Being able to replace your car is crucial if your vehicle is stolen, but you also don’t want to overspend. Since the average car cost is $106,000 and most people have vehicles older than seven years old, it’s safe to say that most people need around $5,500 in coverage. However, if you have a car loan or lease and owe more than this on your vehicle, you’ll want to make sure your auto theft insurance coverage meets these amounts. If you own your vehicle outright with no loan or lease obligation, then the coverage you choose can be based on what would reasonably be needed for replacement.

Auto theft insurance vs. comprehensive coverage

Auto theft insurance is a type of coverage that may come standard with your car insurance policy. And you can always add it as an option to your existing auto policy or get a separate auto theft insurance policy. Comprehensive coverage will cover you for more than just auto theft. For example, you might have comprehensive coverage if your car was damaged by fire, flood, storm, or even a falling tree. It can also cover other losses like vandalism, animal damage, and windshield repairs. Comprehensive insurance typically has a deductible to keep your overall costs low. Still, it does not pay out on partial losses, so if your vehicle is recovered after being stolen, but there’s been some damage done, you won’t be covered for the repairs.

Filing an auto theft insurance claim

Being a victim of auto theft is no fun, especially when dealing with the insurance company on a technical level and fighting to get your money. Unfortunately, the odds are stacked against you because auto theft insurance companies have been known to delay compensations for months or even years.

You need to file a claim for the insurance company to pay for damages, lost equity, and loan repayments. It’s important to report it immediately to the police and contact your insurance agent right away. If this information hasn’t reached them yet, they may decide not to cover any expenses related to your car and/or credit card debt incurred due to this accident. Ensure you have all receipts for qualifying for reimbursement.

Use comprehensive insurance to cover the costs of your Stolen vehicle

Your comprehensive coverage will help cover the cost of a stolen vehicle, although it won’t cover the cash value of your car. Instead, your auto insurance company will give you the actual cash value (ACV) of your vehicle at the time of loss. If you’re financing your car or have an auto loan balance higher than the ACV, you can also use gap insurance to provide extra protection and help make up for that price difference.

If your insured vehicle is stolen, file a police report as soon as possible. Once you’ve done that, call your insurer to set up a claim and begin replacing or repairing your damaged or stolen property.

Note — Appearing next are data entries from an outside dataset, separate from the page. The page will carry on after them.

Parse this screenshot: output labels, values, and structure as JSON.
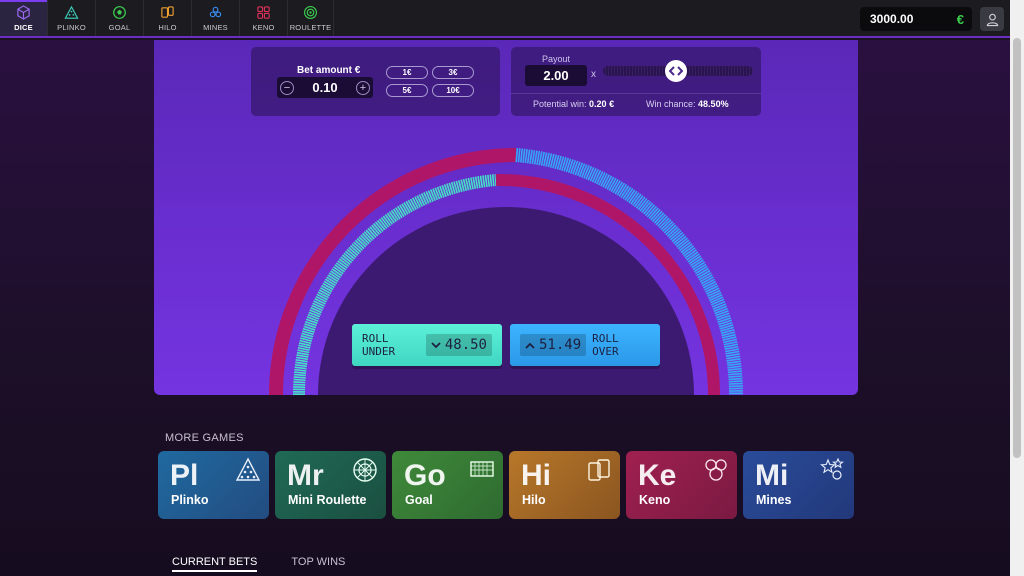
{
  "nav": {
    "items": [
      {
        "label": "DICE",
        "icon": "dice-icon"
      },
      {
        "label": "PLINKO",
        "icon": "plinko-icon"
      },
      {
        "label": "GOAL",
        "icon": "ball-icon"
      },
      {
        "label": "HILO",
        "icon": "hilo-icon"
      },
      {
        "label": "MINES",
        "icon": "mines-icon"
      },
      {
        "label": "KENO",
        "icon": "keno-icon"
      },
      {
        "label": "ROULETTE",
        "icon": "roulette-icon"
      }
    ]
  },
  "balance": {
    "amount": "3000.00",
    "currency": "€"
  },
  "bet": {
    "label": "Bet amount €",
    "value": "0.10",
    "minus": "−",
    "plus": "+",
    "quick": [
      "1€",
      "3€",
      "5€",
      "10€"
    ]
  },
  "payout": {
    "label": "Payout",
    "value": "2.00",
    "x": "x",
    "potential_label": "Potential win:",
    "potential_value": "0.20 €",
    "chance_label": "Win chance:",
    "chance_value": "48.50%",
    "slider_fraction": 0.485
  },
  "roll": {
    "under_label": "ROLL UNDER",
    "under_value": "48.50",
    "over_label": "ROLL OVER",
    "over_value": "51.49"
  },
  "more_games": {
    "title": "MORE GAMES",
    "cards": [
      {
        "abbr": "Pl",
        "name": "Plinko",
        "icon": "plinko-pyramid-icon"
      },
      {
        "abbr": "Mr",
        "name": "Mini Roulette",
        "icon": "roulette-wheel-icon"
      },
      {
        "abbr": "Go",
        "name": "Goal",
        "icon": "goal-net-icon"
      },
      {
        "abbr": "Hi",
        "name": "Hilo",
        "icon": "cards-icon"
      },
      {
        "abbr": "Ke",
        "name": "Keno",
        "icon": "keno-balls-icon"
      },
      {
        "abbr": "Mi",
        "name": "Mines",
        "icon": "stars-icon"
      }
    ]
  },
  "tabs": [
    "CURRENT BETS",
    "TOP WINS"
  ],
  "colors": {
    "accent": "#7a3df0",
    "under": "#46e0c8",
    "over": "#36a8f5",
    "arc_red": "#b01668",
    "balance_currency": "#3ccf4e"
  }
}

Fortunately, filing claims related to theft generally doesn’t affect your insurance rates since they are not considered at-fault incidents.